Task input

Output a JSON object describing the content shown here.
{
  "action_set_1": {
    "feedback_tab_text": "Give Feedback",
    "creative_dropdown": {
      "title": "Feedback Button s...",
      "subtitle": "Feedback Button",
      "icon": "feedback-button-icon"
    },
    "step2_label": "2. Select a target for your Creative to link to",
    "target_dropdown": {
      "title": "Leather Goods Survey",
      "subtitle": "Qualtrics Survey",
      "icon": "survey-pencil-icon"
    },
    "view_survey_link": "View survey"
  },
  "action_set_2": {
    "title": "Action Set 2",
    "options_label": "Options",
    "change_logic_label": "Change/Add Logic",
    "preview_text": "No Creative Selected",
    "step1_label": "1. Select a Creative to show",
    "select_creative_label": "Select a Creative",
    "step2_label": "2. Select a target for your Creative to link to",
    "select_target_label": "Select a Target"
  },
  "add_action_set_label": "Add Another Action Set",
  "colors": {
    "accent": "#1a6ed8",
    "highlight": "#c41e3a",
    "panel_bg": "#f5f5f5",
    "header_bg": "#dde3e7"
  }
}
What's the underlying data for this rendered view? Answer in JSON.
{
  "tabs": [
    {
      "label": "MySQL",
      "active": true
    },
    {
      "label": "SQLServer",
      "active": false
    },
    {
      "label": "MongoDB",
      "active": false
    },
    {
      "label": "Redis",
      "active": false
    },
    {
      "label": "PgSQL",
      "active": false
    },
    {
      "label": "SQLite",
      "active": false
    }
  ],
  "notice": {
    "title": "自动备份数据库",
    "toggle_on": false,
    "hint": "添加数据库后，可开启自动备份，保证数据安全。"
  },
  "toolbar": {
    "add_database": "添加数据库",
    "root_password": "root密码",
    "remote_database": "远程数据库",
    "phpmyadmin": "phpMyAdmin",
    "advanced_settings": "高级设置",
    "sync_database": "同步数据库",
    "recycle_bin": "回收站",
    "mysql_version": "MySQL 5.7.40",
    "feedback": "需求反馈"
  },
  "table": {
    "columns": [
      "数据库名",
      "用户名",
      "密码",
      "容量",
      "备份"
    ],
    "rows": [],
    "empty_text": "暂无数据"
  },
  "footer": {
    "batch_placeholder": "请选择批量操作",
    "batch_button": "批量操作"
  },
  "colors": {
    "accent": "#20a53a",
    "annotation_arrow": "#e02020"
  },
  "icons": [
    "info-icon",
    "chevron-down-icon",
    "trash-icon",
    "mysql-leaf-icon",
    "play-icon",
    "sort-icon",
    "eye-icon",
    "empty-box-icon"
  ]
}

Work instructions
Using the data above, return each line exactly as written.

Solved problem
Output a JSON object describing the content shown here.
{
  "action_set_1": {
    "feedback_tab_text": "Give Feedback",
    "creative_dropdown": {
      "title": "Feedback Button s...",
      "subtitle": "Feedback Button",
      "icon": "feedback-button-icon"
    },
    "step2_label": "2. Select a target for your Creative to link to",
    "target_dropdown": {
      "title": "Leather Goods Survey",
      "subtitle": "Qualtrics Survey",
      "icon": "survey-pencil-icon"
    },
    "view_survey_link": "View survey"
  },
  "action_set_2": {
    "title": "Action Set 2",
    "options_label": "Options",
    "change_logic_label": "Change/Add Logic",
    "preview_text": "No Creative Selected",
    "step1_label": "1. Select a Creative to show",
    "select_creative_label": "Select a Creative",
    "step2_label": "2. Select a target for your Creative to link to",
    "select_target_label": "Select a Target"
  },
  "add_action_set_label": "Add Another Action Set",
  "colors": {
    "accent": "#1a6ed8",
    "highlight": "#c41e3a",
    "panel_bg": "#f5f5f5",
    "header_bg": "#dde3e7"
  }
}
What's the underlying data for this rendered view? Answer in JSON.
{
  "tabs": [
    {
      "label": "MySQL",
      "active": true
    },
    {
      "label": "SQLServer",
      "active": false
    },
    {
      "label": "MongoDB",
      "active": false
    },
    {
      "label": "Redis",
      "active": false
    },
    {
      "label": "PgSQL",
      "active": false
    },
    {
      "label": "SQLite",
      "active": false
    }
  ],
  "notice": {
    "title": "自动备份数据库",
    "toggle_on": false,
    "hint": "添加数据库后，可开启自动备份，保证数据安全。"
  },
  "toolbar": {
    "add_database": "添加数据库",
    "root_password": "root密码",
    "remote_database": "远程数据库",
    "phpmyadmin": "phpMyAdmin",
    "advanced_settings": "高级设置",
    "sync_database": "同步数据库",
    "recycle_bin": "回收站",
    "mysql_version": "MySQL 5.7.40",
    "feedback": "需求反馈"
  },
  "table": {
    "columns": [
      "数据库名",
      "用户名",
      "密码",
      "容量",
      "备份"
    ],
    "rows": [],
    "empty_text": "暂无数据"
  },
  "footer": {
    "batch_placeholder": "请选择批量操作",
    "batch_button": "批量操作"
  },
  "colors": {
    "accent": "#20a53a",
    "annotation_arrow": "#e02020"
  },
  "icons": [
    "info-icon",
    "chevron-down-icon",
    "trash-icon",
    "mysql-leaf-icon",
    "play-icon",
    "sort-icon",
    "eye-icon",
    "empty-box-icon"
  ]
}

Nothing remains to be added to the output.